- [DESCRIPTION OF THE TASK]
Find out how many lines of the listing below include "data" and report only that number.

[Opening RECORDS PROVIDED section]

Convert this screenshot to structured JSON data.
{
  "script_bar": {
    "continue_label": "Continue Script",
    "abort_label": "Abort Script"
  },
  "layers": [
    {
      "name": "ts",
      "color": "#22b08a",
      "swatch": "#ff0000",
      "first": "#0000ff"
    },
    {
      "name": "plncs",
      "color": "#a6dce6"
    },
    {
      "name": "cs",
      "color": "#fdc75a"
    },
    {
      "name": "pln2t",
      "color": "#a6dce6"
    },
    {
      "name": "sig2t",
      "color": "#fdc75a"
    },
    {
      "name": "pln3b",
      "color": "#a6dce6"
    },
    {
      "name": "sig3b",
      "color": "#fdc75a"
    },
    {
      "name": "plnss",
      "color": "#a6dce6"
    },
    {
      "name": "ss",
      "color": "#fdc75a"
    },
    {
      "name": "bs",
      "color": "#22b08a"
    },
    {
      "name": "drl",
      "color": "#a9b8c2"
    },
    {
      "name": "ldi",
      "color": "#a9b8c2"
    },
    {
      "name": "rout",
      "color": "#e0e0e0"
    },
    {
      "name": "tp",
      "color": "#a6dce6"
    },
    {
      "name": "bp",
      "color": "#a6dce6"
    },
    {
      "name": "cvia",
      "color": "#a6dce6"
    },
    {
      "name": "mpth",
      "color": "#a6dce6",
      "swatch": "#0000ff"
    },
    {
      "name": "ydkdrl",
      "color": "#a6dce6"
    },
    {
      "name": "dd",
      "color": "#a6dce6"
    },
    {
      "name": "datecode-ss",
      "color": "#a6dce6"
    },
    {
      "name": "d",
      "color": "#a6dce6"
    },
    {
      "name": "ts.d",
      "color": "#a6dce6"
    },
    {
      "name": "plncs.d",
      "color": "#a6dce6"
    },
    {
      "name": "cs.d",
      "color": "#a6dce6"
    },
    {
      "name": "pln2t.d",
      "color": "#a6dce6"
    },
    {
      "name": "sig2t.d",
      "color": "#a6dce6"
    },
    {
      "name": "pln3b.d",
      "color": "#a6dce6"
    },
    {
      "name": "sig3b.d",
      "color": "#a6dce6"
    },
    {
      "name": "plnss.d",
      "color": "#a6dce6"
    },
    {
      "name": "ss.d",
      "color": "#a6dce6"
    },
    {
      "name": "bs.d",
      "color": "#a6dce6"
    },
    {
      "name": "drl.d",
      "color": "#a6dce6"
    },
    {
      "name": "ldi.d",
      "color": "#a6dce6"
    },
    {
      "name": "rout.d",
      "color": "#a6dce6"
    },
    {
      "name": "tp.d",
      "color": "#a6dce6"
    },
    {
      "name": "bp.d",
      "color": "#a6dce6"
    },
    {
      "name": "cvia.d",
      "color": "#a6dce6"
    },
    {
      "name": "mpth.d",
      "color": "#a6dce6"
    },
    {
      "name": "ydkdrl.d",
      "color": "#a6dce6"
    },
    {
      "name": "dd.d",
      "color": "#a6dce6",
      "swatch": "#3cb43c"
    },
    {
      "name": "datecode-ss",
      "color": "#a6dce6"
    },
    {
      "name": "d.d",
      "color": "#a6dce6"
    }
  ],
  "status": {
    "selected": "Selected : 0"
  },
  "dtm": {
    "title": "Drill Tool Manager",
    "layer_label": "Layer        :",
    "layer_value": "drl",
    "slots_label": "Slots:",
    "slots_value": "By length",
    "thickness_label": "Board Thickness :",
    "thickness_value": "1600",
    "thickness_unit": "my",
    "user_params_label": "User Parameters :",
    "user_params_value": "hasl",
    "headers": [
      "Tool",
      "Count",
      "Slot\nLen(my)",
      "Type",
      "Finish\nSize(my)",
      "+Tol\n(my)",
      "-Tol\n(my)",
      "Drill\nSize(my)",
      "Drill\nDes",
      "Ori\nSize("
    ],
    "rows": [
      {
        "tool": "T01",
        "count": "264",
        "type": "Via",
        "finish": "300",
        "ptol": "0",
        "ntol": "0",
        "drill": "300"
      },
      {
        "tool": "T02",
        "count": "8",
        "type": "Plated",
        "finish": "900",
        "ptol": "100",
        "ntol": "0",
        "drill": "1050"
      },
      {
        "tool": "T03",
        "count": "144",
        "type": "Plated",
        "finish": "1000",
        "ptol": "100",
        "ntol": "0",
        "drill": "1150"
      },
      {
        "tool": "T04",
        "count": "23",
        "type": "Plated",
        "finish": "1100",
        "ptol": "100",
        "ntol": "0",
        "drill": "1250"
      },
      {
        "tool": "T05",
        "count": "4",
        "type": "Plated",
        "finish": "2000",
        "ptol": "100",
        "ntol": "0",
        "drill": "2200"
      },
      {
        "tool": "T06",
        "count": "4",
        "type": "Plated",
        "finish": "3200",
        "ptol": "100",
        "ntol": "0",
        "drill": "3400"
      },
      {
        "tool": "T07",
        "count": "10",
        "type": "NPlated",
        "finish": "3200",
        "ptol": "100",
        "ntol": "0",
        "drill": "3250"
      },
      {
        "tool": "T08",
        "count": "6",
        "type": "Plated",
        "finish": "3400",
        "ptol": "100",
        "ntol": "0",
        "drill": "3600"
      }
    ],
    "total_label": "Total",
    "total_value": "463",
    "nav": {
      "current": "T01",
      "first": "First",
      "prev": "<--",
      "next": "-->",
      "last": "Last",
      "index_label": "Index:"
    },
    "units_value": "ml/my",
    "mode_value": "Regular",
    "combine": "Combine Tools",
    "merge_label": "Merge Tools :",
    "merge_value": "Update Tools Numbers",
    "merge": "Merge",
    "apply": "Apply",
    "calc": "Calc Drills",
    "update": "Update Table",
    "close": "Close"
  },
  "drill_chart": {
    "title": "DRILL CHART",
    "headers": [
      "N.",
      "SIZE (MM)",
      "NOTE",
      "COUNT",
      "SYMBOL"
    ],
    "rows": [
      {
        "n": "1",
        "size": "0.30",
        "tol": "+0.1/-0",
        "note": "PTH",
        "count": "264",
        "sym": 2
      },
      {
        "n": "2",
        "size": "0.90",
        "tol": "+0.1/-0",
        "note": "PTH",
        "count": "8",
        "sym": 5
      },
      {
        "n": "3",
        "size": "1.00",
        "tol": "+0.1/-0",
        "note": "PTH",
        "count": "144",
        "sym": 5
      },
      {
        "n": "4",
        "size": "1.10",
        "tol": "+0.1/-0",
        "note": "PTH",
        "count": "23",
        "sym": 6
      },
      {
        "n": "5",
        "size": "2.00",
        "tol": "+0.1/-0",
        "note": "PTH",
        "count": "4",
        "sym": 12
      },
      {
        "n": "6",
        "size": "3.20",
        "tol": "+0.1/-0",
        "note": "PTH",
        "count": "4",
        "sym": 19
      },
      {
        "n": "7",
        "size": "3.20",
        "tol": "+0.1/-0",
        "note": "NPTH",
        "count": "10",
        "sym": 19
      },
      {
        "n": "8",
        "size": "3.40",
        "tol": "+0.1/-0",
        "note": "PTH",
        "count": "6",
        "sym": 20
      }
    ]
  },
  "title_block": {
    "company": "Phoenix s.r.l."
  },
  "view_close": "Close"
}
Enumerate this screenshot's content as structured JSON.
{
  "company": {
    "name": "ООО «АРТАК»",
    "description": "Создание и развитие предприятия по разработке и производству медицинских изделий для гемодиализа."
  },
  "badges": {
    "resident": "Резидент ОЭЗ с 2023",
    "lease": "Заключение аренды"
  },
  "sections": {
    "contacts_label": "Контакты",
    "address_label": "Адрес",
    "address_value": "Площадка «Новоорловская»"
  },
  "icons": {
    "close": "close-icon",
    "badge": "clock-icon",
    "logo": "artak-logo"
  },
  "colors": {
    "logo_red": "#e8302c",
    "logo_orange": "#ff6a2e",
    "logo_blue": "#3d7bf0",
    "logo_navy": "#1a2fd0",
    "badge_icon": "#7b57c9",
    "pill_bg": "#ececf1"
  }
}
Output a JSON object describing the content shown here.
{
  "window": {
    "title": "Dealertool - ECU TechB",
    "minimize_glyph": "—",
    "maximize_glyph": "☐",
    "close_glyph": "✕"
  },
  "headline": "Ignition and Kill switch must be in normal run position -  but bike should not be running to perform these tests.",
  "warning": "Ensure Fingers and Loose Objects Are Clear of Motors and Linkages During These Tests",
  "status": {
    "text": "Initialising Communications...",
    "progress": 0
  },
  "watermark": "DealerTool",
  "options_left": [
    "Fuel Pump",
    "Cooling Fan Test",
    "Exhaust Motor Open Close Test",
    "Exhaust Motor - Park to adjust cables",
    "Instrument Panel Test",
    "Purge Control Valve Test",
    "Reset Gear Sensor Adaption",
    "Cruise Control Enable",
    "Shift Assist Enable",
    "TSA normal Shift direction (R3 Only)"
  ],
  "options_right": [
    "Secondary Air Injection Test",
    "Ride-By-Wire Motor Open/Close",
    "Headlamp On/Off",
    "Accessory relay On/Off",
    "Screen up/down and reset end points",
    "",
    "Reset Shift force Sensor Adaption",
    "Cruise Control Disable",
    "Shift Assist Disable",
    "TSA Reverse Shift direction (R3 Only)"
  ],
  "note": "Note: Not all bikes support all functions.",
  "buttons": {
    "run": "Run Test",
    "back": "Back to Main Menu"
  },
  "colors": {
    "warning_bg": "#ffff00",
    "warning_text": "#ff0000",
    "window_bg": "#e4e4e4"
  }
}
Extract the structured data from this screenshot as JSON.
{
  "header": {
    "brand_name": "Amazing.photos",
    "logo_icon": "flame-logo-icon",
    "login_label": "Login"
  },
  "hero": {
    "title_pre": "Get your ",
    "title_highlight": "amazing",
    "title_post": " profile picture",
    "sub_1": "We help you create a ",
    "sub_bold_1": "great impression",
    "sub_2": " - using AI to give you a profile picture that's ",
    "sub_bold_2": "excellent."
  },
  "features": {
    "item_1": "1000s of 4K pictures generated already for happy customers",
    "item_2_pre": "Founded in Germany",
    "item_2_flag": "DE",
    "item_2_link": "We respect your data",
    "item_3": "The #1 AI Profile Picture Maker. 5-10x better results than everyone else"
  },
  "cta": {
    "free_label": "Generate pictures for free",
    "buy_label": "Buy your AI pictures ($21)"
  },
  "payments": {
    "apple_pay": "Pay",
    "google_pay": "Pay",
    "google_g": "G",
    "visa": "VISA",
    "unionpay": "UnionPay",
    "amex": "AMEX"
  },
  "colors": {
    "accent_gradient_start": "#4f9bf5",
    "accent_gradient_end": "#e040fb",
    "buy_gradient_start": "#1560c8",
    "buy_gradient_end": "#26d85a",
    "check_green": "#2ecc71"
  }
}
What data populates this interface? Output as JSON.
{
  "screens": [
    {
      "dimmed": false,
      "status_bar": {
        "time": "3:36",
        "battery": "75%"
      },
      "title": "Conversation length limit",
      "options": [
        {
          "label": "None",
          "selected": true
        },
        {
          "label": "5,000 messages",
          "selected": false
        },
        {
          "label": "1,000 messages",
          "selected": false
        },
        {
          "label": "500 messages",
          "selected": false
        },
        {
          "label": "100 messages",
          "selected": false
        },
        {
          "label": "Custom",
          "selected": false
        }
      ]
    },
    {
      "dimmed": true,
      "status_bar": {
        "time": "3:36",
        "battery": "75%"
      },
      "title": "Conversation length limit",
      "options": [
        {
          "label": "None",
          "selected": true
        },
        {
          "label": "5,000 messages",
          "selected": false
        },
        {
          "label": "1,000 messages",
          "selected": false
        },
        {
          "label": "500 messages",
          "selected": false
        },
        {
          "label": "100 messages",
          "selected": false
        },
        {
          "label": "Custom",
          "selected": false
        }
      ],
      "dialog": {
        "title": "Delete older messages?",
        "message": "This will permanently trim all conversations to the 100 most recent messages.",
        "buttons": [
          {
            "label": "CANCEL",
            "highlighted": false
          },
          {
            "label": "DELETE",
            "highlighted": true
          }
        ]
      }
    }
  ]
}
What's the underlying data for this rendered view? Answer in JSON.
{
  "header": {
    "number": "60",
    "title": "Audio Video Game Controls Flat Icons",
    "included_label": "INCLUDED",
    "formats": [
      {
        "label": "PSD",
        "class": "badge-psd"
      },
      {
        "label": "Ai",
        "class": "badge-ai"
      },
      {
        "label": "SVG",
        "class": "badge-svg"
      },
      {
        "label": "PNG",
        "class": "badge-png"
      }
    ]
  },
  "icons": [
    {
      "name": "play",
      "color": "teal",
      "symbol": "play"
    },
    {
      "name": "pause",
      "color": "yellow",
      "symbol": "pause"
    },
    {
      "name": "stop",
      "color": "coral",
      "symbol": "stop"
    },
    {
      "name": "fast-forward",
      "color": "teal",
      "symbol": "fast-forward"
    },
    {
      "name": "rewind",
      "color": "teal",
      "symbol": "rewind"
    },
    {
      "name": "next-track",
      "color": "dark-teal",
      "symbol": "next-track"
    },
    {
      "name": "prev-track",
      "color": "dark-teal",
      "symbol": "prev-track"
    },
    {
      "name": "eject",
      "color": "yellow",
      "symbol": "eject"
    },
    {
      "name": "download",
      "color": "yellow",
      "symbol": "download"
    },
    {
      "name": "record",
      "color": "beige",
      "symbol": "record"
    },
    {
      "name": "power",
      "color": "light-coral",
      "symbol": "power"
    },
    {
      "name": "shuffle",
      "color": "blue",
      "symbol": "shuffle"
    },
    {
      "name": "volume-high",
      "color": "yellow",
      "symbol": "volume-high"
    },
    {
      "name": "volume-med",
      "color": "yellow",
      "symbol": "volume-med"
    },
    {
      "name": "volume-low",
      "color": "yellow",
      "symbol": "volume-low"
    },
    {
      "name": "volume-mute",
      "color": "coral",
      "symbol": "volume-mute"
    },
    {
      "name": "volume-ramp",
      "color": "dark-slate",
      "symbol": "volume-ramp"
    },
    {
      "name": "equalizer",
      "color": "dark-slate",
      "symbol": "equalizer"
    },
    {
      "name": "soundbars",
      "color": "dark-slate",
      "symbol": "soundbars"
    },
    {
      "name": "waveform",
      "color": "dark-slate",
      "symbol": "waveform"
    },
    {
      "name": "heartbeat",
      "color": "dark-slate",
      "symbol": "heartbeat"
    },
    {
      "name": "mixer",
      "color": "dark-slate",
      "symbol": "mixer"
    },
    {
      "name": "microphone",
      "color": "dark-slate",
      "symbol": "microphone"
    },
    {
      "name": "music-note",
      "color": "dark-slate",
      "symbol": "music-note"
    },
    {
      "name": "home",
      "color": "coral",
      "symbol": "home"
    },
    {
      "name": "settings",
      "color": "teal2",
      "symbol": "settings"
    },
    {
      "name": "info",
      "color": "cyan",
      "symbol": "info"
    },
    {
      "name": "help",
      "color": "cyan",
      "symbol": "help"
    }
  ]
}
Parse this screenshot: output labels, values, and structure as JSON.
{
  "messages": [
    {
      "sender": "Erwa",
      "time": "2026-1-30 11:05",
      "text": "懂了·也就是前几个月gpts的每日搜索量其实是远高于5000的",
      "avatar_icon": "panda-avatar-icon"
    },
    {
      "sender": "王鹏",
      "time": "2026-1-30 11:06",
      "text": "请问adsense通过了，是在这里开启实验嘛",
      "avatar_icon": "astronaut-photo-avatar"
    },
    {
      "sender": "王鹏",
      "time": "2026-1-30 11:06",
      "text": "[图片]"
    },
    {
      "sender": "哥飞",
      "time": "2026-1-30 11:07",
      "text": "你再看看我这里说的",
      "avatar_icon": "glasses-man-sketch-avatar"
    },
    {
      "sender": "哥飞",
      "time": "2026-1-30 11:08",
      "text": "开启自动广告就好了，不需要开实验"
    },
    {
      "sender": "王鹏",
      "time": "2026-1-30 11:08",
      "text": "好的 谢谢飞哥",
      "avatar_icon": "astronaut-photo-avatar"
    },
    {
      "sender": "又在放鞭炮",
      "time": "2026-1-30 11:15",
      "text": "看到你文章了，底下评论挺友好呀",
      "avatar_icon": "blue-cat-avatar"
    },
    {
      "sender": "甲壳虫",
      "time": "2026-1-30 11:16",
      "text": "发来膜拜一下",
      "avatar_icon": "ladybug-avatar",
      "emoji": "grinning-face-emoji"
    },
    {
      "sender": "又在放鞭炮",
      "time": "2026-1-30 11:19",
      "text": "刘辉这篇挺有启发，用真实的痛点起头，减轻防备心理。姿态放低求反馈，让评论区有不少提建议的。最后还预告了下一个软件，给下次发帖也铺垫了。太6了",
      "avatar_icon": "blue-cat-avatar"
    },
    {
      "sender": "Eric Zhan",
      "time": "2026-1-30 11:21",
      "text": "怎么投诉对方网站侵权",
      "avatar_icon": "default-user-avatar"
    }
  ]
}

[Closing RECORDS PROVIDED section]

- [TASK RESPONSE]
5